A new evaluation was conducted for over a year to propose new technical, logistical and organizational solutions to bring these subjects under control. Numerous research projects, supported by several notes from expert scientists, have ruled out the risk presented by our modest antennas on the bird populations of these territories. Passionate about our islands for decades, we are the first to pay special attention to the protection of fauna and flora and it seems clear to us that our projects are completely respectful of these territories and their biodiversity.
Despite the research work done, the innovative solutions proposed, and a complete and documented dossier, our requests were rejected. The arguments put forward focus on the danger posed by our antennas for the bird population and the risk of introduction of new species during our landing. Despite our work to demonstrate that these elements are controlled and in no way invalidate our activities, it is the precautionary principle that is privileged for the moment. The logic remains to say that if there is no project then there is no risk. Unfortunately, amateur radio expeditions are not part of the core activities and priorities.

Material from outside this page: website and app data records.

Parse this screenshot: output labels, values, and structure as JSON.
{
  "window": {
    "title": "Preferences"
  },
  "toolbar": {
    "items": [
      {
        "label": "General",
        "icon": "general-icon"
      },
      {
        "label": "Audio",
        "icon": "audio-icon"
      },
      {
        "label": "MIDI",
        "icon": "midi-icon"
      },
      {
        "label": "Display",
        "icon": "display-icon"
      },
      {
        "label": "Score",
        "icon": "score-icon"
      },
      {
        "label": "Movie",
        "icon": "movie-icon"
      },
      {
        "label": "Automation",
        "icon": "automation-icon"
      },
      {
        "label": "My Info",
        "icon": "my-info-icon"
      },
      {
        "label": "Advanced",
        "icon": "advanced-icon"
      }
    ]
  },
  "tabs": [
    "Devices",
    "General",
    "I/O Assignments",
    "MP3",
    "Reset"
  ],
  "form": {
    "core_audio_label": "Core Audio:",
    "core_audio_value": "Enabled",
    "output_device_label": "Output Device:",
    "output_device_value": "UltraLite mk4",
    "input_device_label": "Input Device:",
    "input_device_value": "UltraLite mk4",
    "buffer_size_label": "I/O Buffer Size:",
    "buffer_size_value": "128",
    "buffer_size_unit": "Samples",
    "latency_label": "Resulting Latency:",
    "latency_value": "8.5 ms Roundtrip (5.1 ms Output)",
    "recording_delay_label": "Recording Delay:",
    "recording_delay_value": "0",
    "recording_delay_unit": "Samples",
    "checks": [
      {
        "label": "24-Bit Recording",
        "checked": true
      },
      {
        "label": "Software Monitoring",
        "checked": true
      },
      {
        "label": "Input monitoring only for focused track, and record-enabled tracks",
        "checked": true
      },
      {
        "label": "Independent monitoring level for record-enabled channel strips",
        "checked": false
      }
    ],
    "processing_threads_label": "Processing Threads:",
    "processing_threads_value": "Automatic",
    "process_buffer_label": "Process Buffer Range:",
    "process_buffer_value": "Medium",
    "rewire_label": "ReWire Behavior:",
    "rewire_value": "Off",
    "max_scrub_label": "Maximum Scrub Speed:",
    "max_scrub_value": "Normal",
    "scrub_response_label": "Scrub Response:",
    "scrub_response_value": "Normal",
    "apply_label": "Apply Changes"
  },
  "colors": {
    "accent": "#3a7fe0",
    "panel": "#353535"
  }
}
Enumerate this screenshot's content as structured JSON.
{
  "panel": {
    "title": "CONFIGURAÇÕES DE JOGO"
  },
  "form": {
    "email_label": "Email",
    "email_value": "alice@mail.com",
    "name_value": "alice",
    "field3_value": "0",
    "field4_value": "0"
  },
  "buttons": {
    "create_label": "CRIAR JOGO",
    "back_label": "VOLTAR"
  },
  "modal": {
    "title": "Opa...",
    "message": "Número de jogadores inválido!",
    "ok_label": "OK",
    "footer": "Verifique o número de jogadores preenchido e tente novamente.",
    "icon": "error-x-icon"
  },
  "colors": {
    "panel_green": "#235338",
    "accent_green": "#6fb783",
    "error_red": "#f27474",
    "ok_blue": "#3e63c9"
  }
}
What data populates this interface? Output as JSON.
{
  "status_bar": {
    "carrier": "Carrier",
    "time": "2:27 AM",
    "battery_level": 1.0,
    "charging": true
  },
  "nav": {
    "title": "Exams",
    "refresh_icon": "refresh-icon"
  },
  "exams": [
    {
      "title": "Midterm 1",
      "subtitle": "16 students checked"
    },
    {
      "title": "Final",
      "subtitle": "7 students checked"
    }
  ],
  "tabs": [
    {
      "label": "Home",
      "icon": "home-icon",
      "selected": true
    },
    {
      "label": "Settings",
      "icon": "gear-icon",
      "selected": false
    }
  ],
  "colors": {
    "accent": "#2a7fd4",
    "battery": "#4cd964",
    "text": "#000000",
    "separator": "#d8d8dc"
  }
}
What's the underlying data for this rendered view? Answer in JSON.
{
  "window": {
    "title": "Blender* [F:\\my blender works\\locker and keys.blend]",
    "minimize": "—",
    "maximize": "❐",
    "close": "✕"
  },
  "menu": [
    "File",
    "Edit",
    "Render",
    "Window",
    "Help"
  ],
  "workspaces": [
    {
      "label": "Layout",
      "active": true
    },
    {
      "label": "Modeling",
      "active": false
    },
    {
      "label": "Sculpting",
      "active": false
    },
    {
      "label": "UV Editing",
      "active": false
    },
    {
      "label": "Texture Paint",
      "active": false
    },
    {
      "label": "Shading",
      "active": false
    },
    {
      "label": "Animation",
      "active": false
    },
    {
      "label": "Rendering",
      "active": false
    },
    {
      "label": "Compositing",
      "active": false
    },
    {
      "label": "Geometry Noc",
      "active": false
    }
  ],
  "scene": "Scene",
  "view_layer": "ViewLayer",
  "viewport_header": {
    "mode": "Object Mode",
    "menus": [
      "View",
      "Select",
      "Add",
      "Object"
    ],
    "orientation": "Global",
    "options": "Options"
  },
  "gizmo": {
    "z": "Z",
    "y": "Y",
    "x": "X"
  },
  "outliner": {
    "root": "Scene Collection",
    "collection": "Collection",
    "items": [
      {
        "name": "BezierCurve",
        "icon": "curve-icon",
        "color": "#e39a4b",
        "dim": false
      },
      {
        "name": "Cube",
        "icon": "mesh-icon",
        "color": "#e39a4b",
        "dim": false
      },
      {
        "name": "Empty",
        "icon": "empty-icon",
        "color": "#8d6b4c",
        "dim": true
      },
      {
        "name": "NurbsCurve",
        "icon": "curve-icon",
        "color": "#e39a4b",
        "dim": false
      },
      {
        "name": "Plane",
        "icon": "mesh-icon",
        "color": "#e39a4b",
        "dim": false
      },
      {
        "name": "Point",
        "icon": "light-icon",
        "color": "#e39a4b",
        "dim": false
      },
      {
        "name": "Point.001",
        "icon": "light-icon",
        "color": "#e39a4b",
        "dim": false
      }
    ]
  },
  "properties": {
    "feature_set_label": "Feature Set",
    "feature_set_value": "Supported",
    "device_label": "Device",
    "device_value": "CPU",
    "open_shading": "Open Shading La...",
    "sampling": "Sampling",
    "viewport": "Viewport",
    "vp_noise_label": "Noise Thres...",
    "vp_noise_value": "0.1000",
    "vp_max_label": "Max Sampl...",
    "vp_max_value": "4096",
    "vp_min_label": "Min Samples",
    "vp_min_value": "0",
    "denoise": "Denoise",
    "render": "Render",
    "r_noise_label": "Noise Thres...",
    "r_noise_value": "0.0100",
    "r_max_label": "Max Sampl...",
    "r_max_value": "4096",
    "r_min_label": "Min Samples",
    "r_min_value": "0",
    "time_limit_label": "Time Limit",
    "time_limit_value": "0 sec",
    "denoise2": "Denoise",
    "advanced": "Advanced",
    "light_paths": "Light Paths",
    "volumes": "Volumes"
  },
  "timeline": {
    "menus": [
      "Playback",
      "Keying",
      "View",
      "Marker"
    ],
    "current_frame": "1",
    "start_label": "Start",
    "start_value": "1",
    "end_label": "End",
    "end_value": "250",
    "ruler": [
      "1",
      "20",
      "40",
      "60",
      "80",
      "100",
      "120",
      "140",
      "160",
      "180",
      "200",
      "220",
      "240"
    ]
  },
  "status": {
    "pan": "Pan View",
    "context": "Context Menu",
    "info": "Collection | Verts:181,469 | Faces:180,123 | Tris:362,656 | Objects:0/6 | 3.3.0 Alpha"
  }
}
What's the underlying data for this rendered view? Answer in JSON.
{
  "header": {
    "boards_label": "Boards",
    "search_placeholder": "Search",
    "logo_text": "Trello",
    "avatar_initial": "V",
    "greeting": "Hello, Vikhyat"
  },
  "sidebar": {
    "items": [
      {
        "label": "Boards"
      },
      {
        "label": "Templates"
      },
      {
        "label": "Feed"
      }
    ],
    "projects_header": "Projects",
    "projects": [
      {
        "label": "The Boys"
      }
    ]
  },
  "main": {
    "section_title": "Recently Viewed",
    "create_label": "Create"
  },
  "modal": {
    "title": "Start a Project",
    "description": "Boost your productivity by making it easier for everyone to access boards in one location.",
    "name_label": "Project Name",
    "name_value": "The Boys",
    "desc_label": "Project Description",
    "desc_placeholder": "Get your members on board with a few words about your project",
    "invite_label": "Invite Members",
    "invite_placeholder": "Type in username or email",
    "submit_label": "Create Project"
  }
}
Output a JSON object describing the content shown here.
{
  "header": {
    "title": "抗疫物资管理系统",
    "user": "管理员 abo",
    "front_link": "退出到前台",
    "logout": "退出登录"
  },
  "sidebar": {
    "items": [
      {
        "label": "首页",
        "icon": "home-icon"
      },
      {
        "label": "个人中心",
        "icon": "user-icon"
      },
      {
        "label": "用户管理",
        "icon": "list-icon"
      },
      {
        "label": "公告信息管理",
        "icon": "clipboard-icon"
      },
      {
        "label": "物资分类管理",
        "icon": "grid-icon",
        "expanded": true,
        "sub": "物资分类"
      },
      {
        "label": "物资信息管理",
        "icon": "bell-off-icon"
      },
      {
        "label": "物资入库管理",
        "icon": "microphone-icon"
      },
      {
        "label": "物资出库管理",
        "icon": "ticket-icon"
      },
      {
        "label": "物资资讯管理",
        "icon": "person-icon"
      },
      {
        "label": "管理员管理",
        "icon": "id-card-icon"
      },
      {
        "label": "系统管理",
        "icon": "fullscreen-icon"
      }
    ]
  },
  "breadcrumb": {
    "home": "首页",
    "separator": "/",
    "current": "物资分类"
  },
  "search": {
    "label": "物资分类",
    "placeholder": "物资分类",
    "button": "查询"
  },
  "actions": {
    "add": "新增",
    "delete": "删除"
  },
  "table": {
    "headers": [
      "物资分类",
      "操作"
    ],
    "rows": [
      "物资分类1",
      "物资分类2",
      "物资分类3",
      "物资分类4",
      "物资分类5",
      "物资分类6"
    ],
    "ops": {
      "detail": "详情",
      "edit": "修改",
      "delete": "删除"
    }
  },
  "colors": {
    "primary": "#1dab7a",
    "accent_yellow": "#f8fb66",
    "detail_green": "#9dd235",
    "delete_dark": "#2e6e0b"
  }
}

Of course, we acknowledge the position of the authorities in charge who undoubtedly rely on the expertise of their various departments. Let’s hope that the months or years ahead will allow us, through dialogue, to find compromises and propose new projects on a win-win basis as it has been the case so far.
To this day, the frustration is of course great as we worked hard countless hours. However, we will continue in a professional manner to deal with our interlocutors. We will continue our research to improve our solutions and make them even more compatible with the constraints imposed so far. Radio amateurs have had the chance to accompany and participate in the life of the bases for more than 60 years. We are therefore convinced of our legitimacy in the Scattered and Southern Territories, as well as in the ability of the TAAF to maintain a framework for our activity.
Many of you send me emails asking “when will Crozet take place? ” or ” when will Glorioso take place?”. Let’s hope that this communiqué is going to give you a better idea of our current projects. My goal is not to exchange ideas. No need to contact me to ask me more questions or give me your opinion, I may not have time to answer you.
It is also not a communiqué to tell you not to try to propose an alternative project to the competent authorities. As of today the chances of moving forward are slim. The administration has already received a number of cases in recent years, more or less serious, and I personally think that has made things more confusing and has not made our case.
I imagine that many will be disappointed with this information. We definitely are too. But we want to remain very positive and above all satisfied with the projects carried out towards Tromelin and Juan de Nova. We are aware of the privilege we have had. The work done with the various TAAF services to date has been fascinating. We have met people who live their missions with a passion and it is with great pleasure that we will perhaps work with them again in the future; it is our dearest wish.
For the time being, patience is the keyword…
73’s de Seb-F5UFX